Start-Up: Knowing Your Market

We here at One Fat Frog don’t just work with restaurants to get them the equipment they need; we also enjoy going to restaurants. We enjoy getting a bite to eat after a long day of work, or for going out on the weekend to unwind, or because we just don’t feel like cooking. I, for one, am very limited in my culinary knowledge and abilities, so finding my way to a local place to have someone else make food for me is often the preferred method of dining. Of course, if you’re looking to open up your own restaurant, there are a lot of options that need to be considered. For one, knowing your market is important.

The first step in choosing your market starts with what kind of restaurant you have. Fast food restaurants, for example, the primary focus of the market is to be somewhere that’s a high-traffic area, like busy intersections, to ensure you can do a lot of volume. Aside from that, the market should have an appeal in the area you’re in. Let’s say you’re in a busy factory town; a fine-dining restaurant might not do as well as a home-style bistro type of restaurant. It’s important to recognize your market to properly position your restaurant. Population and average median income are up there in deciding on your restaurant’s position. And remember: the need of the market is more important than what you want.

Other elements to consider include weather and commuter patterns. If you live in an area that goes from hot to rainy in minutes (like we do here in Florida), you may want to avoid the outdoor patio set-up. Also, just like with a fast food restaurant, if you’re near a busy highway, intersection, or part of a downtown area, this can greatly affect your business from a walk-in perspective. Also consider your competition because who needs two really expensive steakhouses right across the street from each other? That’s just silly.

One last thing that’s worth considering is your local culture. If you live in an area with a good farmer’s market or local produce, you’d be crazy to not take advantage of that. Not only is it a great way to get a good deal on fresh ingredients (local vendors are usually willing to make a deal for repeat business), but it brings pride to the your community knowing that your restaurant is getting ingredients from the local area. And if you know how to make it tasty, then that’s even better. And even if you don’t have a farmer’s market, every local area has its own charm, and you should find out what that is to include it in your concept.

So, you’ve got a lot to consider when getting ready to open your own restaurant. But when you’re ready to do that, know you have a local business that will help you find what you need to load up your kitchen with all the great equipment to make those delectable meals.

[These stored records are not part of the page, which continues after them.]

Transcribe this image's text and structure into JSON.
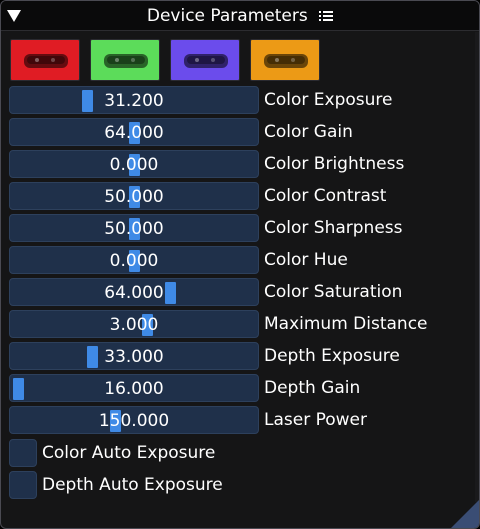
{
  "window": {
    "title": "Device Parameters",
    "menu_icon": "list-icon"
  },
  "swatches": [
    {
      "name": "red",
      "color": "#e01c24"
    },
    {
      "name": "green",
      "color": "#5cdc5a"
    },
    {
      "name": "blue",
      "color": "#6b4cec"
    },
    {
      "name": "orange",
      "color": "#ec9a16"
    }
  ],
  "sliders": [
    {
      "label": "Color Exposure",
      "value": "31.200",
      "fill": 0.3
    },
    {
      "label": "Color Gain",
      "value": "64.000",
      "fill": 0.5
    },
    {
      "label": "Color Brightness",
      "value": "0.000",
      "fill": 0.5
    },
    {
      "label": "Color Contrast",
      "value": "50.000",
      "fill": 0.5
    },
    {
      "label": "Color Sharpness",
      "value": "50.000",
      "fill": 0.5
    },
    {
      "label": "Color Hue",
      "value": "0.000",
      "fill": 0.5
    },
    {
      "label": "Color Saturation",
      "value": "64.000",
      "fill": 0.66
    },
    {
      "label": "Maximum Distance",
      "value": "3.000",
      "fill": 0.56
    },
    {
      "label": "Depth Exposure",
      "value": "33.000",
      "fill": 0.32
    },
    {
      "label": "Depth Gain",
      "value": "16.000",
      "fill": 0.0
    },
    {
      "label": "Laser Power",
      "value": "150.000",
      "fill": 0.42
    }
  ],
  "checkboxes": [
    {
      "label": "Color Auto Exposure",
      "checked": false
    },
    {
      "label": "Depth Auto Exposure",
      "checked": false
    }
  ],
  "colors": {
    "slider_bg": "#1f304a",
    "grab": "#3f8ae6",
    "window_bg": "#151516"
  }
}
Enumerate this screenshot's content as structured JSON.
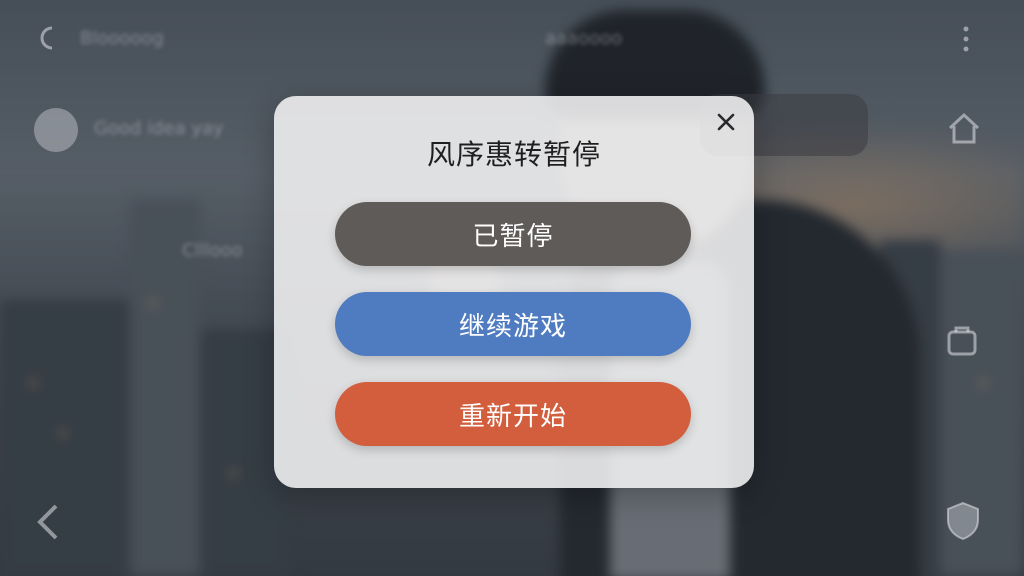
{
  "background": {
    "blurred_label_top_left": "Blooooog",
    "blurred_label_user": "Good idea yay",
    "blurred_label_mid": "Clllooo",
    "blurred_label_top_center": "aaaoooo",
    "icons": [
      "back-arrow-icon",
      "more-vertical-icon",
      "home-icon",
      "chevron-left-icon",
      "bag-icon",
      "shield-icon"
    ]
  },
  "dialog": {
    "title": "风序惠转暂停",
    "close_icon": "close-icon",
    "buttons": {
      "paused": "已暂停",
      "resume": "继续游戏",
      "restart": "重新开始"
    }
  },
  "colors": {
    "paused": "#5f5b58",
    "resume": "#4f7cc0",
    "restart": "#d25e3e",
    "dialog_bg": "#eeeef0"
  }
}
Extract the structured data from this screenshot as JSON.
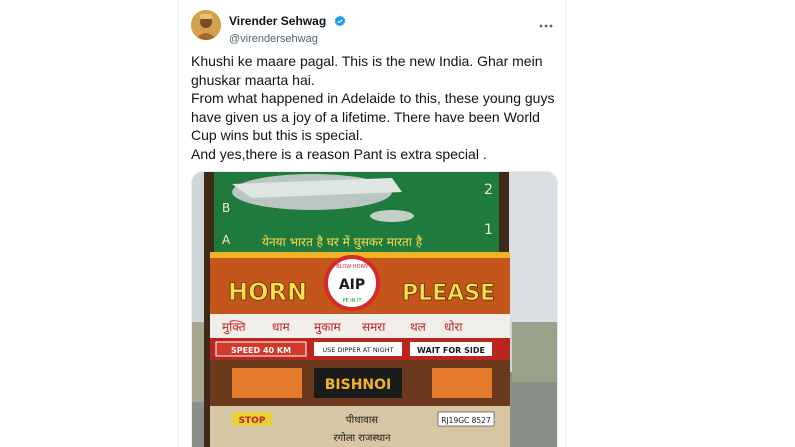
{
  "tweet": {
    "author": {
      "display_name": "Virender Sehwag",
      "handle": "@virendersehwag",
      "verified": true
    },
    "more_icon": "more-dots-icon",
    "lines": [
      "Khushi ke maare pagal. This is the new India. Ghar mein ghuskar maarta hai.",
      "From what happened in Adelaide to this, these young guys have given us a joy of a lifetime. There have been World Cup wins but this is special.",
      "And yes,there is a reason Pant is extra special ."
    ],
    "media": {
      "truck": {
        "panel_hindi": "येनया भारत है घर में घुसकर मारता है",
        "letters_left": [
          "B",
          "A"
        ],
        "numbers_right": [
          "2",
          "1"
        ],
        "horn": "HORN",
        "please": "PLEASE",
        "badge_top": "AIP",
        "badge_ring_top": "BLOW HORN",
        "badge_ring_bottom": "PE IN IT",
        "places": [
          "मुक्ति",
          "धाम",
          "मुकाम",
          "समरा",
          "थल",
          "धोरा"
        ],
        "speed": "SPEED 40 KM",
        "dipper": "USE DIPPER AT NIGHT",
        "wait": "WAIT FOR SIDE",
        "name": "BISHNOI",
        "stop": "STOP",
        "town": "पीथावास",
        "district": "रगोला राजस्थान",
        "plate": "RJ19GC 8527"
      }
    }
  },
  "colors": {
    "text": "#0f1419",
    "secondary": "#536471",
    "verified": "#1d9bf0",
    "border": "#e6ecf0"
  }
}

One Fat Frog Restaurant Equipment

One Fat Frog • 2416 Sand Lake rd, Orlando FL, 32809 • 4074803409!/onefatfrog